*Task requirements*.
Exact copies of the records below are required.

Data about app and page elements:
--- START ---
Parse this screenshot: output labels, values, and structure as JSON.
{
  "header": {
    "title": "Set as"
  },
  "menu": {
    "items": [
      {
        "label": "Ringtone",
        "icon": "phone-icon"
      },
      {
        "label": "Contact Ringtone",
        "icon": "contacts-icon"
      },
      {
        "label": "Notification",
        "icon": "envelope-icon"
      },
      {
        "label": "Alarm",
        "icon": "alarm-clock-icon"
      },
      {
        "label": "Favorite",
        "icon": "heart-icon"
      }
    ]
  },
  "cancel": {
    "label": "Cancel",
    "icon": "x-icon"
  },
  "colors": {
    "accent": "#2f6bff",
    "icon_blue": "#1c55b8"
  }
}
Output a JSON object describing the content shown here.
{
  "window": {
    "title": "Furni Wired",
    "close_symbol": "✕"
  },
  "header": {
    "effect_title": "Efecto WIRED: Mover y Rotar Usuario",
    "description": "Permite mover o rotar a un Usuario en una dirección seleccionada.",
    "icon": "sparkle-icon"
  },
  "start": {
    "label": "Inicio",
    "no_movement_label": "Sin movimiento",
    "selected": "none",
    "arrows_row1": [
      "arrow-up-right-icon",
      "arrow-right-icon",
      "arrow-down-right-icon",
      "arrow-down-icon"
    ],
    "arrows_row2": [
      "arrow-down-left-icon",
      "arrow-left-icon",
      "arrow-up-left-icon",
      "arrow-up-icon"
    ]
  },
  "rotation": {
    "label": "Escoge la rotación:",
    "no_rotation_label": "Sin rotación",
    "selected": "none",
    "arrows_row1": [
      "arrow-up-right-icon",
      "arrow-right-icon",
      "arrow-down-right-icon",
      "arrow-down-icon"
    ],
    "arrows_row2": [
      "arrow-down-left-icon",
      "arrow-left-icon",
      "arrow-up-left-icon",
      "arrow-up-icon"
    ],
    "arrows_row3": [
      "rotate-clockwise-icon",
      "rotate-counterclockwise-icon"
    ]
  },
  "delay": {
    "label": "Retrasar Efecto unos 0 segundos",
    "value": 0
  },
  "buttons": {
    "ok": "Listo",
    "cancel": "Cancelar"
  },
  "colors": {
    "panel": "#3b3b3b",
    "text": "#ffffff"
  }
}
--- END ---
*Answer section*.
Parse this screenshot: output labels, values, and structure as JSON.
{
  "header": {
    "title": "Set as"
  },
  "menu": {
    "items": [
      {
        "label": "Ringtone",
        "icon": "phone-icon"
      },
      {
        "label": "Contact Ringtone",
        "icon": "contacts-icon"
      },
      {
        "label": "Notification",
        "icon": "envelope-icon"
      },
      {
        "label": "Alarm",
        "icon": "alarm-clock-icon"
      },
      {
        "label": "Favorite",
        "icon": "heart-icon"
      }
    ]
  },
  "cancel": {
    "label": "Cancel",
    "icon": "x-icon"
  },
  "colors": {
    "accent": "#2f6bff",
    "icon_blue": "#1c55b8"
  }
}
Output a JSON object describing the content shown here.
{
  "window": {
    "title": "Furni Wired",
    "close_symbol": "✕"
  },
  "header": {
    "effect_title": "Efecto WIRED: Mover y Rotar Usuario",
    "description": "Permite mover o rotar a un Usuario en una dirección seleccionada.",
    "icon": "sparkle-icon"
  },
  "start": {
    "label": "Inicio",
    "no_movement_label": "Sin movimiento",
    "selected": "none",
    "arrows_row1": [
      "arrow-up-right-icon",
      "arrow-right-icon",
      "arrow-down-right-icon",
      "arrow-down-icon"
    ],
    "arrows_row2": [
      "arrow-down-left-icon",
      "arrow-left-icon",
      "arrow-up-left-icon",
      "arrow-up-icon"
    ]
  },
  "rotation": {
    "label": "Escoge la rotación:",
    "no_rotation_label": "Sin rotación",
    "selected": "none",
    "arrows_row1": [
      "arrow-up-right-icon",
      "arrow-right-icon",
      "arrow-down-right-icon",
      "arrow-down-icon"
    ],
    "arrows_row2": [
      "arrow-down-left-icon",
      "arrow-left-icon",
      "arrow-up-left-icon",
      "arrow-up-icon"
    ],
    "arrows_row3": [
      "rotate-clockwise-icon",
      "rotate-counterclockwise-icon"
    ]
  },
  "delay": {
    "label": "Retrasar Efecto unos 0 segundos",
    "value": 0
  },
  "buttons": {
    "ok": "Listo",
    "cancel": "Cancelar"
  },
  "colors": {
    "panel": "#3b3b3b",
    "text": "#ffffff"
  }
}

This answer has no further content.